What you need to do – Among the entries below, find all lines that include "this" and copy them.

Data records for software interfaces
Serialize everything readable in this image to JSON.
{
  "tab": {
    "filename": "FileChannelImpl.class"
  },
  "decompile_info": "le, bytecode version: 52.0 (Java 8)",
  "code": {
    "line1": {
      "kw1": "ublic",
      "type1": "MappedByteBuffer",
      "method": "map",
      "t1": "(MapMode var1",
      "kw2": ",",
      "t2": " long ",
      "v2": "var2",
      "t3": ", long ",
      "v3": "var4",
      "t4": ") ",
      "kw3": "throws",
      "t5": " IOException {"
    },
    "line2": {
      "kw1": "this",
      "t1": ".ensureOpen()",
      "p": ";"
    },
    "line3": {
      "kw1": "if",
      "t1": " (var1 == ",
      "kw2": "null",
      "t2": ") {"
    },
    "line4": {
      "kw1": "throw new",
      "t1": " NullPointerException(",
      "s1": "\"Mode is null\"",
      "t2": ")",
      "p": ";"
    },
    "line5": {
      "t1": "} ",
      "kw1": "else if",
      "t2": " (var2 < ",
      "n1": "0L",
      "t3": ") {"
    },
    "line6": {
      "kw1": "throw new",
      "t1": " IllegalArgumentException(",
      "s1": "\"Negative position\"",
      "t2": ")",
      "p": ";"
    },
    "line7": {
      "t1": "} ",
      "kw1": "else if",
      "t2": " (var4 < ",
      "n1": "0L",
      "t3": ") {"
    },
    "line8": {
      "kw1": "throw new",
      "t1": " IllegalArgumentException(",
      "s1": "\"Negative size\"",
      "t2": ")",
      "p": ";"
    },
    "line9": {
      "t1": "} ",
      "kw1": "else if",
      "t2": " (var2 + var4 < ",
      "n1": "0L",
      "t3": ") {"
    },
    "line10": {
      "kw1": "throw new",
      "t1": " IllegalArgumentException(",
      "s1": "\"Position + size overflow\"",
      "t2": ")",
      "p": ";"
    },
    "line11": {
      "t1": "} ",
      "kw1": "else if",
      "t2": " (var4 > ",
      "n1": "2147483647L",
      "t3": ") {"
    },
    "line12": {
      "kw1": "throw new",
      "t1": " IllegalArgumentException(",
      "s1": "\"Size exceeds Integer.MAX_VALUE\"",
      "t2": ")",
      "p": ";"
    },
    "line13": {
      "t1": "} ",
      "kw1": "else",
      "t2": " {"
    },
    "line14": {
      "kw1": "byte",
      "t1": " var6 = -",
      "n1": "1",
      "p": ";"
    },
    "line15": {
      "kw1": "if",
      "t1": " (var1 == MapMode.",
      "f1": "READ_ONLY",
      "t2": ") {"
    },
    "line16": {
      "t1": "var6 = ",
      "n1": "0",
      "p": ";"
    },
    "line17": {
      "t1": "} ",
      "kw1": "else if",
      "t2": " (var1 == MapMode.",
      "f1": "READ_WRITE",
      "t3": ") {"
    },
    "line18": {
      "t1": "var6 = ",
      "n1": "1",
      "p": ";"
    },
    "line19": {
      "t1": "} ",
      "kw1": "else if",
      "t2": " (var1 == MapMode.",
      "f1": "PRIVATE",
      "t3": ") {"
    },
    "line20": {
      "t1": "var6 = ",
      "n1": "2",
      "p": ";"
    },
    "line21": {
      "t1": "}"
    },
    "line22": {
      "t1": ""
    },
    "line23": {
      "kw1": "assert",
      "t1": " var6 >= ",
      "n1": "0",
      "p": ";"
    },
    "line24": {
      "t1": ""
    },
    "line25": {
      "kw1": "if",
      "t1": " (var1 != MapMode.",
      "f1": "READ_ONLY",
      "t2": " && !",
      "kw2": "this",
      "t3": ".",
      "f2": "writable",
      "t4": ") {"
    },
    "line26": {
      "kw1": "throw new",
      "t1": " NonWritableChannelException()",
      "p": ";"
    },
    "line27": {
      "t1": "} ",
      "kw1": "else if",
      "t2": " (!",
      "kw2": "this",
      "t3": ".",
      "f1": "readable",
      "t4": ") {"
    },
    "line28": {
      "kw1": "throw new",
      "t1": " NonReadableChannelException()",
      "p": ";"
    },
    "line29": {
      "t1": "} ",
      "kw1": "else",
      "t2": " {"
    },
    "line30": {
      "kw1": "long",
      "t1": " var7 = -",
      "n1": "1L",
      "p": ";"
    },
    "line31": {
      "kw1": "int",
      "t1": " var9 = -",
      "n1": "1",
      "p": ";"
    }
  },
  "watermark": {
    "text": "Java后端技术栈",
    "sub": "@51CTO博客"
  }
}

Solution below –
Serialize everything readable in this image to JSON.
      "kw1": "this",
      "kw2": "this",
      "kw2": "this",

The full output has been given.